“I don’t even stress about weight anymore. I used to have battles with the scales. I wouldn’t even think about the fight until after I weighed in because I was so concerned about making weight. I don’t even worry about the weight now and I’m eating more than I ever was, yet somehow I’m smaller and stronger. I really feel it’s taken my game up another notch and it’s definitely something I needed to compete at the world level. It’s done me the world of good.”
As the old saying goes, a happy fighter is a dangerous fighter.
“It absolutely blew my mind,” Ritchie continued. “I couldn’t believe what was going on. It has picked up my performance, I wasn’t going into sessions tired and in the last week of training I wasn’t weight cutting. I was used to feeling dead but now I was walking around feeling fine, playing with the kids, doing what I’ve got to do. It’s taken so much stress off my mind.”
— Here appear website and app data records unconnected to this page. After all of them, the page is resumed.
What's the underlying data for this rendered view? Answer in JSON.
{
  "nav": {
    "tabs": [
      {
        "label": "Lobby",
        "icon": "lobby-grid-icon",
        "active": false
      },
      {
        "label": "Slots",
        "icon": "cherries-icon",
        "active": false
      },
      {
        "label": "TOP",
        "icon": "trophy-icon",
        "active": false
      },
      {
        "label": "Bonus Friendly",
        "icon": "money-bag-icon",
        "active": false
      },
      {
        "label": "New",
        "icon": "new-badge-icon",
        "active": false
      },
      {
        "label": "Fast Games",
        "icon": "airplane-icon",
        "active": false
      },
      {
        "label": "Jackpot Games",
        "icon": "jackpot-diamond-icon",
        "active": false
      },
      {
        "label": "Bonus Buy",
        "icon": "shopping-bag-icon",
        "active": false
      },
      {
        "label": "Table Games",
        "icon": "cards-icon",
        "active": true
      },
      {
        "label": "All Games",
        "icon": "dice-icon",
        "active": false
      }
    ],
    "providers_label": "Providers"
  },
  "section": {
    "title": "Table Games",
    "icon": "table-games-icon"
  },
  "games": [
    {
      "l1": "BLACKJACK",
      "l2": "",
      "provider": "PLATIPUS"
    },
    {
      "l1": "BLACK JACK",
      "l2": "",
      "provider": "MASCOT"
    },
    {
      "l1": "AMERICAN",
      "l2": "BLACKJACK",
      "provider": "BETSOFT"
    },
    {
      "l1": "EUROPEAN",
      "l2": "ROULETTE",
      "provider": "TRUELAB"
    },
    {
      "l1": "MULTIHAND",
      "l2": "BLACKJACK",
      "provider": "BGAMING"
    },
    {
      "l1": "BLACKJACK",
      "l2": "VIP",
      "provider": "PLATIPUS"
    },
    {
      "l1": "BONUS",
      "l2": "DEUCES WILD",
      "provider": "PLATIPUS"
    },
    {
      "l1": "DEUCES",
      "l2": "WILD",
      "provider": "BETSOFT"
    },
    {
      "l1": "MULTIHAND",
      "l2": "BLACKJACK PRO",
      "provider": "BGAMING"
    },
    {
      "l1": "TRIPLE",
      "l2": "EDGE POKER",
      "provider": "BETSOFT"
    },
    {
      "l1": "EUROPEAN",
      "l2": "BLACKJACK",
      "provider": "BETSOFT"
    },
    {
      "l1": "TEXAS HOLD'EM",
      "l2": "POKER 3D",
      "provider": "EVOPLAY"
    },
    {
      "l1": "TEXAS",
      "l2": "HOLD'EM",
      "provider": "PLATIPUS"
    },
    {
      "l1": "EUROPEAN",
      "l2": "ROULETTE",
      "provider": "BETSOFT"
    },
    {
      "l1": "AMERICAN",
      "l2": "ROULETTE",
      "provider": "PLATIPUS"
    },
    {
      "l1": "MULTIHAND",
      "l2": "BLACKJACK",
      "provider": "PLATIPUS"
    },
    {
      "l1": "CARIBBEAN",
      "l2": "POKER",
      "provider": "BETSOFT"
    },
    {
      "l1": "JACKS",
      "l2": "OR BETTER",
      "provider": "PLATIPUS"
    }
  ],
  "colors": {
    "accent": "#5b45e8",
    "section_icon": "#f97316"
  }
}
Now 27 years old and with decade worth of experience in the pro game, Ritchie is in his physical prime. The Tszyu fight represents the biggest opportunity of his career so far and it’s one he’s going to embrace.
“I’m just so zoned in for this fight,” said Ritchie. “It’s a great opportunity and I know they don’t come around everyday so I’m taking it with both hands. I just can’t wait to get in there, I’m just pumped for it. Pumped for everything it represents. It makes it so much easier to get to the gym, you don’t even think about it because you’re excited, I’m up 24/7!
“All that support from my family, my friends, supporters and people I don’t even know has been overwhelming. I’m just a boy from Shepp and I’m getting messages from people all over the country. It just makes me so happy, I’m just so humble to be a part of this. If people out there can take something out of this then that’s great. I just feel blessed.”